Gorenstein said his son, who has mild asthma, was on a mechanical ventilator less than 24 hours after the first symptoms appeared. When that failed to help him, the hospital had to scramble to get another ventilator that could do what is known as high-frequency oscillatory ventilation.
The hospital succeeded, and his son recovered after he spent a week on the "oscillator" as Gorenstein called it.
"We weren't sure if he would make it until ...until Nov. 22," said Gorenstein.
Gorenstein said his son had just received the first of two doses of the H1N1 vaccine and didn't have enough time to build immunity. He has made a full recovery, and Gorenstein decided to start a charity called Children's Positive Outcome to buy hospitals the oscillating ventilators.
"There's a segment of the population where that's probably OK not to get it [the H1N1 vaccine]. You're relatively healthy, nonpregnant, and nonasthmatic. But for someone who's at risk ... not so much," said Gorenstein.

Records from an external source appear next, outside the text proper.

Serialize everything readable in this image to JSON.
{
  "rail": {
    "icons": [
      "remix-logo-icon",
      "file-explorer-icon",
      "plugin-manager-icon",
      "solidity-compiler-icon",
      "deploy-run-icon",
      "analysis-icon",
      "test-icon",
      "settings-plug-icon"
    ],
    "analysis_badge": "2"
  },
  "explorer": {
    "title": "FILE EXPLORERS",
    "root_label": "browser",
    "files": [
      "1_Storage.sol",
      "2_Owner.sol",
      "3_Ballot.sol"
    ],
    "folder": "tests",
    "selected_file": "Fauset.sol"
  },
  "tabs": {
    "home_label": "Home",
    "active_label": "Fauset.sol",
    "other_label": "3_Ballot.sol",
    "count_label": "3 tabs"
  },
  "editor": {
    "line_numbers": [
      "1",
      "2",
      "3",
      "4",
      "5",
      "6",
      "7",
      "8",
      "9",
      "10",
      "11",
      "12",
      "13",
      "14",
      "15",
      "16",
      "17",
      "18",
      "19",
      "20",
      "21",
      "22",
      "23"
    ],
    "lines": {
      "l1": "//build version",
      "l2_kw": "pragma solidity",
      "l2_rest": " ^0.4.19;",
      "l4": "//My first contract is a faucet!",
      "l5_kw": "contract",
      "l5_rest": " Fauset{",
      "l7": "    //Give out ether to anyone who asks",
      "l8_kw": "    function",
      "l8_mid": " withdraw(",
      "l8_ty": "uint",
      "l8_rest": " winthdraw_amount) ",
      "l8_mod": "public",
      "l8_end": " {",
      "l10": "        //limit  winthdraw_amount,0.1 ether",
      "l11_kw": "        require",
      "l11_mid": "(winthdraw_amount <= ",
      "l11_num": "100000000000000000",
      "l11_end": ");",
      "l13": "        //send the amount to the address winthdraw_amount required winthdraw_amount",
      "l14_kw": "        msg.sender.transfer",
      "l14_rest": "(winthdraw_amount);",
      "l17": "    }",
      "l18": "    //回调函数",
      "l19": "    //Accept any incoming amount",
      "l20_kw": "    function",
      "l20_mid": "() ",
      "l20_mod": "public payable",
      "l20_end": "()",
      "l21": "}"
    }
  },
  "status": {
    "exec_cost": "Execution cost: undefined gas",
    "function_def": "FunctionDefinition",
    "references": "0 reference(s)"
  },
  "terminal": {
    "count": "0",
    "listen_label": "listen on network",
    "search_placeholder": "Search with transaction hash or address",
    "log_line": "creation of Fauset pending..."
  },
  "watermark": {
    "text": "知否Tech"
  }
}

"If something's benign in 99 percent of the cases and you're the one who dies from it you don't care that you're the 1 percent," he said.